Advocates of active learning must consider the active learning space from many perspectives. For example, I tend to think about space experientially, creating a picture in my own mind of a space that is used creatively; one in which the learner is challenged to work co-operatively as the basis for deep and critical engagement with knowledge.
This is problematic. Whatever our rationale for reconsidering space, ultimately we must come back to the capabilities and respective agencies of the users. The teachers and the learners.
As an educational developer, I am concerned with curriculum design and the capabilities of the academic to design and deliver the active curriculum confidently. The active learning paradigm for the teacher is full of rewarding creative possibilities, nevertheless making a shift into this active paradigm can be a significant challenge for many academics especially where they are not in step with their colleagues.

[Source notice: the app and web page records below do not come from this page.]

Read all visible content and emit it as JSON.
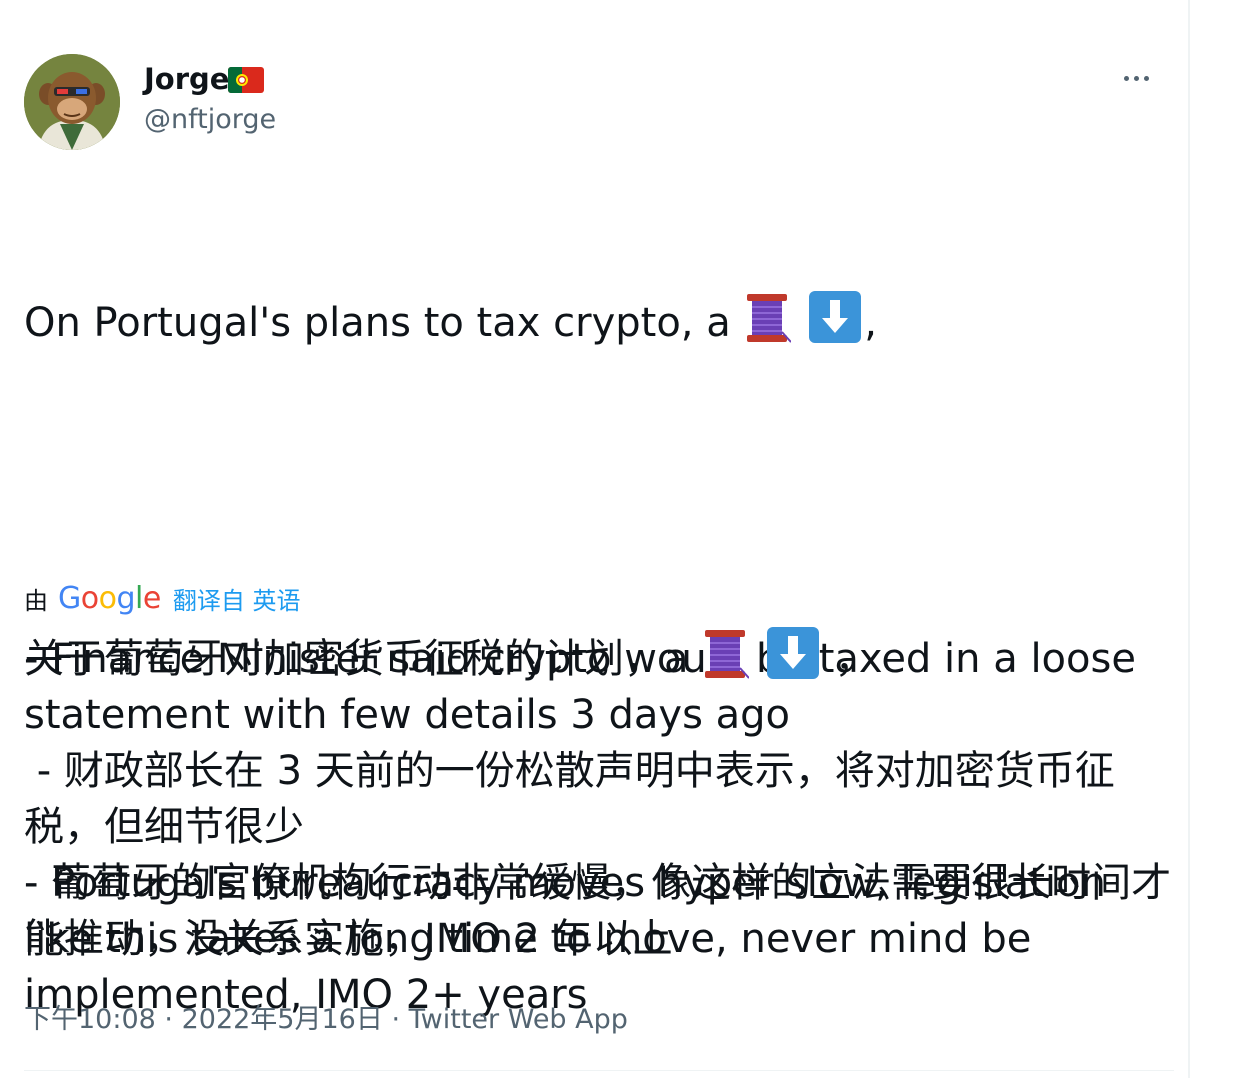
{
  "author": {
    "name": "Jorge",
    "handle": "@nftjorge",
    "flag_icon": "portugal-flag-icon",
    "avatar_icon": "ape-avatar"
  },
  "more_icon": "more-horizontal-icon",
  "tweet": {
    "line_intro": "On Portugal's plans to tax crypto, a",
    "intro_trailing": ",",
    "emoji_thread": "spool-of-thread-icon",
    "emoji_down": "down-arrow-button-icon",
    "paragraph_1": "- Finance Minister said crypto would be taxed in a loose statement with few details 3 days ago",
    "paragraph_2": "- Portugals bureaucracy moves hyper slow, legislation like this takes a long time to move, never mind be implemented, IMO 2+ years"
  },
  "translation": {
    "prefix": "由",
    "provider": "Google",
    "link_text": "翻译自 英语",
    "line_intro": "关于葡萄牙对加密货币征税的计划，a",
    "intro_trailing": "，",
    "paragraph_1": " - 财政部长在 3 天前的一份松散声明中表示，将对加密货币征税，但细节很少",
    "paragraph_2": "- 葡萄牙的官僚机构行动非常缓慢，像这样的立法需要很长时间才能推动，没关系实施，IMO 2 年以上"
  },
  "meta": {
    "time": "下午10:08",
    "date": "2022年5月16日",
    "separator": "·",
    "source": "Twitter Web App"
  },
  "colors": {
    "text": "#0f1419",
    "secondary": "#536471",
    "link": "#1d9bf0",
    "emoji_button": "#1d9bf0",
    "thread_spool": "#6a3fb5"
  }
}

But what about the students? Developing the expectations of incoming students, and their ongoing development as independent learners, is critical to successful engagement as active learners, but what exactly are the academic skills and graduate capabilities needed in the active classroom? In the next post, I will consider active co-operativism. Here, I identify active listening, not only as a learning skill, but as a graduate capability. Furthermore, its development at Level 4 signals and enables expected modes of learning within a context of professional behaviours.
Active listening requires the listener to concentrate, check their understanding and apply strategies for remembering what is said and what it means. There are various ways in which active listening can be developed, but most importantly the learner needs to see its value and be supported in applying it regularly as the basis of good learning habits. It is useful for challenging unconscious bias and for developing the respect needed amongst peers in an active learning environment. More crucially, any activity without interactivity is a wasted opportunity in a classroom.
I started to think about active listening because I am designing another learning walk. Learning walks (and twalks) are essentially, like most modes of active learning, conversational spaces. Haigh (2015) has analysed professional learning conversations and has identified serendipity, improvisation, parity, timeliness, contextuality, the use of storytelling, openness and trust as valuable features of conversational encounters. Third place theory (Oldenburg, 1989) identifies neutrality and good conversation as characteristics of an equitable and convivial social space, and that is what we are aiming for in active learning.
Learning walk structures, in my approach, are convivial and immersive. However, conversationally, they can be fast-paced. Managing the conversation so that it elicits learning value requires some skill. In particular, it requires mutual respect and good listening, so that learning can be synthesised through personal or collective reflection.
Good conversations require good listening. I suggest the following characteristics need to be developed to support active listening, therefore,
- supportive patience to allow peers to find their right words and ideas;
- open-mindedness and the readiness to hold judgement on ideas and views;
- good articulation – the speaker must be responsive to the listener, observing signs of comprehension or confusion;
- confidence to allow silence and to value contemplation;
- generous encouragement;
- acknowledgement, i.e. body language and verbal signals;
- the ability to paraphrase, seek clarification and to clarify.
The attached Active Listening sketch note by Claudio from Flickr provides further useful ideas on active listening.
Haigh, N. (2005) ‘Everyday conversation as a context for professional learning and development’. International Journal for Academic Development, 10 (1) 3 — 16.